▸ Task:
In which lines of the data does the string "follows" appear? Copy every one.
☆ ☆ ☆ ☆ ☆ ☆ ☆
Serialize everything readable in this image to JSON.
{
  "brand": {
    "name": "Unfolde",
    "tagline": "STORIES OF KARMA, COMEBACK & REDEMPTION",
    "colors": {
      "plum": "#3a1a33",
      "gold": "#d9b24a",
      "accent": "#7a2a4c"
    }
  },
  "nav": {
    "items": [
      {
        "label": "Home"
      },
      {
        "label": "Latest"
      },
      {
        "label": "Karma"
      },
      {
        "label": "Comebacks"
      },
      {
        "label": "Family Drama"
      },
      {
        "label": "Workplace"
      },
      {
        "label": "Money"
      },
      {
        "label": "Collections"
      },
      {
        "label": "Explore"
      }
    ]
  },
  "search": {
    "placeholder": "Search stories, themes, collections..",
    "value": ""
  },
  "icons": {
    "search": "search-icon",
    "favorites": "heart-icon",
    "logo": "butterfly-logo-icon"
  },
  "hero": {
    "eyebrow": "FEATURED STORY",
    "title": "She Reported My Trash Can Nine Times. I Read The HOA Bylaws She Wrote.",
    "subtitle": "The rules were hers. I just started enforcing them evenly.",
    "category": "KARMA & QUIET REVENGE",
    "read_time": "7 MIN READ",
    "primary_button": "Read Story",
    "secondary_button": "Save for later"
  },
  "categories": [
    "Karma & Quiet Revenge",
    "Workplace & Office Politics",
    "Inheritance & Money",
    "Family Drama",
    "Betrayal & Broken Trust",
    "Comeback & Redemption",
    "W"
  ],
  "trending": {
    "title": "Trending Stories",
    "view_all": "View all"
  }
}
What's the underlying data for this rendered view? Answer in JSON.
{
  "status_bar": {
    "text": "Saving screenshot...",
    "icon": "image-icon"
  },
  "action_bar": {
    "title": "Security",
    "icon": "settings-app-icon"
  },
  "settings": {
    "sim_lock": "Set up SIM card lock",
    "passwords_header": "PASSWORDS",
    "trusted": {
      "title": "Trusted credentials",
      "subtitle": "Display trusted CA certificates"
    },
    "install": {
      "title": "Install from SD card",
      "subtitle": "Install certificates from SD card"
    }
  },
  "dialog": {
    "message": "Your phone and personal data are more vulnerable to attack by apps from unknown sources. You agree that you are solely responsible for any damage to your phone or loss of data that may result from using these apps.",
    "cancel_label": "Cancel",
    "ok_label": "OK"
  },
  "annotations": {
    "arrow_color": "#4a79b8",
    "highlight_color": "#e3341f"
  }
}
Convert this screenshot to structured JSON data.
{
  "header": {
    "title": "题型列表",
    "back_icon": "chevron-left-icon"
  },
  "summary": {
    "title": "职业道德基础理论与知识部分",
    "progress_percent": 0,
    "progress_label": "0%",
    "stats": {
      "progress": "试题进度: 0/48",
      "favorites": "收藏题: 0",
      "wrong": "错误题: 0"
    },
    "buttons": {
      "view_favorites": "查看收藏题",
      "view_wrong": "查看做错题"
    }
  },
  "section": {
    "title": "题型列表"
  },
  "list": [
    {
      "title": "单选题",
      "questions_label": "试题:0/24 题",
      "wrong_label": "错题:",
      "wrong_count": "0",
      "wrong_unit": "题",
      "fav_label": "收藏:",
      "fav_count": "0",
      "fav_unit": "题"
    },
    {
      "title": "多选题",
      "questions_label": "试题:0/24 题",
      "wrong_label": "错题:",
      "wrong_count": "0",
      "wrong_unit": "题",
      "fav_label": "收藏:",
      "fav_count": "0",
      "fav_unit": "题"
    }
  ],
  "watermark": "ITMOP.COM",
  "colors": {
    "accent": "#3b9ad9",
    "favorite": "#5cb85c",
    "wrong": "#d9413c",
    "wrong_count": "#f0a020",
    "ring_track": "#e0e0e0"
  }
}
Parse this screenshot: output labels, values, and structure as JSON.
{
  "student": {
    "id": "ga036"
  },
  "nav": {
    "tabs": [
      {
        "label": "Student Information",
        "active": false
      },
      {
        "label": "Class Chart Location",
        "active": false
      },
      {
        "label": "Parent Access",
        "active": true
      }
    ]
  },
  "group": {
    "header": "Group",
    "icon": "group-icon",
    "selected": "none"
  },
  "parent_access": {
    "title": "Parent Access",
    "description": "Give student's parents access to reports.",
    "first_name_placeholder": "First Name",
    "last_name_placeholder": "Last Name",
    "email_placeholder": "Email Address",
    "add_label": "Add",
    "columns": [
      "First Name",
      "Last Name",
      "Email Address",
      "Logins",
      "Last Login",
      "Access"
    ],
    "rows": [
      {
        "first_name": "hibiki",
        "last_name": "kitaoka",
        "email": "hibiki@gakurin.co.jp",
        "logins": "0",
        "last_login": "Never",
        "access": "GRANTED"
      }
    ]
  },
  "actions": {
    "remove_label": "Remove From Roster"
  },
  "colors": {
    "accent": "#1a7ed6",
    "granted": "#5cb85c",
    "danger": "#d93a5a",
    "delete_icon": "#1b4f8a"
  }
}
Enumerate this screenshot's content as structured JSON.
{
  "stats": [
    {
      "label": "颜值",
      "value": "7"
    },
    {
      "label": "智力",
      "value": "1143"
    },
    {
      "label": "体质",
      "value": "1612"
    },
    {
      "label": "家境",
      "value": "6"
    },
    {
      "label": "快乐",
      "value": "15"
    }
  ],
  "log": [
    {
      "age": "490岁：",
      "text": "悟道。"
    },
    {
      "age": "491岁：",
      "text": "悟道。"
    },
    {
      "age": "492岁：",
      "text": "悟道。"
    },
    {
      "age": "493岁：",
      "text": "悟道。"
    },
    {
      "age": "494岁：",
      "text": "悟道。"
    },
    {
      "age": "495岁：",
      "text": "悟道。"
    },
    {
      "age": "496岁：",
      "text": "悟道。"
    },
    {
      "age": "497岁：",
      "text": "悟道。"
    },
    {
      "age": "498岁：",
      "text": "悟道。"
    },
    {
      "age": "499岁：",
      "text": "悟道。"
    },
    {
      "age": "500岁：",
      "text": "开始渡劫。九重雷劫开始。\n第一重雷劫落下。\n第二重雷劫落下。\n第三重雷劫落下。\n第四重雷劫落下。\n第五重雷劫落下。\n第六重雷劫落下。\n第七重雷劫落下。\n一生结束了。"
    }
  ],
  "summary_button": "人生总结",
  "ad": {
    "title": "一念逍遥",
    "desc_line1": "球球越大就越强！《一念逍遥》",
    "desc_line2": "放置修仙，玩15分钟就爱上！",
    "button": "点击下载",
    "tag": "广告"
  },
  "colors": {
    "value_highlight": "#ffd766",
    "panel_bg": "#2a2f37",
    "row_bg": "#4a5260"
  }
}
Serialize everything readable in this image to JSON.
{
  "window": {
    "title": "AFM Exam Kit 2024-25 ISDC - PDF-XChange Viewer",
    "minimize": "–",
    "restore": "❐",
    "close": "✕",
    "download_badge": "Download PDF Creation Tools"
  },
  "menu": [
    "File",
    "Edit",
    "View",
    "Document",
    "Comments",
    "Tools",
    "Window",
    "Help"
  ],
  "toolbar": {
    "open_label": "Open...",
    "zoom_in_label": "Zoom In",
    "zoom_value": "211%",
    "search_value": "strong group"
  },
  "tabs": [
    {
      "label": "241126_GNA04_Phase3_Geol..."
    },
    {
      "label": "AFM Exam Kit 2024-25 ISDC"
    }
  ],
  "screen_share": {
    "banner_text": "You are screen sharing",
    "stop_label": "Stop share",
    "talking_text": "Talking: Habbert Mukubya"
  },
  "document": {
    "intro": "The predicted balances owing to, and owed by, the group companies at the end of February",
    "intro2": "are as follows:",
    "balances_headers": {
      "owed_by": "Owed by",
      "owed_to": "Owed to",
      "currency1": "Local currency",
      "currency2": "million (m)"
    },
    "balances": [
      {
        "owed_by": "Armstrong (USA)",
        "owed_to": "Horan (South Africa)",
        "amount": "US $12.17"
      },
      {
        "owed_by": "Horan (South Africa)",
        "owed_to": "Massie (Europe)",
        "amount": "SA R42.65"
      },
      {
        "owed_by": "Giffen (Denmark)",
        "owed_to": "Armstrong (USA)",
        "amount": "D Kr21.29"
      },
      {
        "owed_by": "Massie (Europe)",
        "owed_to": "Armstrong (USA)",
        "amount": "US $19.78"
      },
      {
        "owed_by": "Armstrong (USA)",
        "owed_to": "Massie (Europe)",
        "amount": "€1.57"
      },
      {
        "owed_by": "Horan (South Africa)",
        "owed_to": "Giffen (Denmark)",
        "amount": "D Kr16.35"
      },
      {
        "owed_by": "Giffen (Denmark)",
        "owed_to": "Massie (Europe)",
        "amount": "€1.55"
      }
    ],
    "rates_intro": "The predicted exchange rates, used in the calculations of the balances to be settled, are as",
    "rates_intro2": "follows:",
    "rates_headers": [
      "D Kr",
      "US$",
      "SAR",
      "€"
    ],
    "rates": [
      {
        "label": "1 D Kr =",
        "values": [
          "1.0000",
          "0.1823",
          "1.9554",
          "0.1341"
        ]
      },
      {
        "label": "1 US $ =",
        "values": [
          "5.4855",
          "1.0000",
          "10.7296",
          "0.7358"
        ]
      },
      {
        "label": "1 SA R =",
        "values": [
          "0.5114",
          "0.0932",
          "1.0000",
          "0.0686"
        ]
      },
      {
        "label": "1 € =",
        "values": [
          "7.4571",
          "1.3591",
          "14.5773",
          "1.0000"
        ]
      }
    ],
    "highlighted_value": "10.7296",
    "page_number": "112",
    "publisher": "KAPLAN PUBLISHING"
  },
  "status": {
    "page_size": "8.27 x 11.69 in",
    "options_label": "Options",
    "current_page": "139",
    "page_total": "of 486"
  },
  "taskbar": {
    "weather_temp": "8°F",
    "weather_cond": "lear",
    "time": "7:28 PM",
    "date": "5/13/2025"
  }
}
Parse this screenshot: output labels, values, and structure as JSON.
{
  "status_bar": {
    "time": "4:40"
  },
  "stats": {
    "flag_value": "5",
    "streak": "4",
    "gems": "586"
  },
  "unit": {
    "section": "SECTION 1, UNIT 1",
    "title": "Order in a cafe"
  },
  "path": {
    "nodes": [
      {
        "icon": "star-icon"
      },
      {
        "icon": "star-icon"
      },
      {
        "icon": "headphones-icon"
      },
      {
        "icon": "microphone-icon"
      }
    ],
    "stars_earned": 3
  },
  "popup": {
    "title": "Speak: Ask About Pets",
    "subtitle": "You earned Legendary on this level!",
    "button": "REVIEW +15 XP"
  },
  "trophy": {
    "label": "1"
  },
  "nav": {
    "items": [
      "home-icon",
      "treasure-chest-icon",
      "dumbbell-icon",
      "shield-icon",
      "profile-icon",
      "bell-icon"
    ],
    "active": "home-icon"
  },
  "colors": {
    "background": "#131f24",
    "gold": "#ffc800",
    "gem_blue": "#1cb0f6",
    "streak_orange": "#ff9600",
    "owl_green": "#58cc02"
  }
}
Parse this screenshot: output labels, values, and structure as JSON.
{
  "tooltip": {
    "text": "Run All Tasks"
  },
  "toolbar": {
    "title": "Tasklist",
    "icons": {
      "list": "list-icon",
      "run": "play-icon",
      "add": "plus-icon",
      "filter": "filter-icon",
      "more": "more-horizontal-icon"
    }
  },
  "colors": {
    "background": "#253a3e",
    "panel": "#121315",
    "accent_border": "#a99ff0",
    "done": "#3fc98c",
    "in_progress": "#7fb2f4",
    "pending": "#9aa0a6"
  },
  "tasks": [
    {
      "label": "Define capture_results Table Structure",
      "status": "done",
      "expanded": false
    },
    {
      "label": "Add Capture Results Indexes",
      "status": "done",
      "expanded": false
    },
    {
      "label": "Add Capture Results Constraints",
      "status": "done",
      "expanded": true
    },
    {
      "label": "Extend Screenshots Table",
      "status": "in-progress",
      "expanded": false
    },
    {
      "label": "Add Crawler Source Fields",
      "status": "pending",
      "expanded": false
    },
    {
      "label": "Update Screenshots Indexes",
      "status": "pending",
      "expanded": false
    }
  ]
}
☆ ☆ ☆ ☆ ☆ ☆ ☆
▸ Reply to the task:
    "intro2": "are as follows:",
    "rates_intro2": "follows:",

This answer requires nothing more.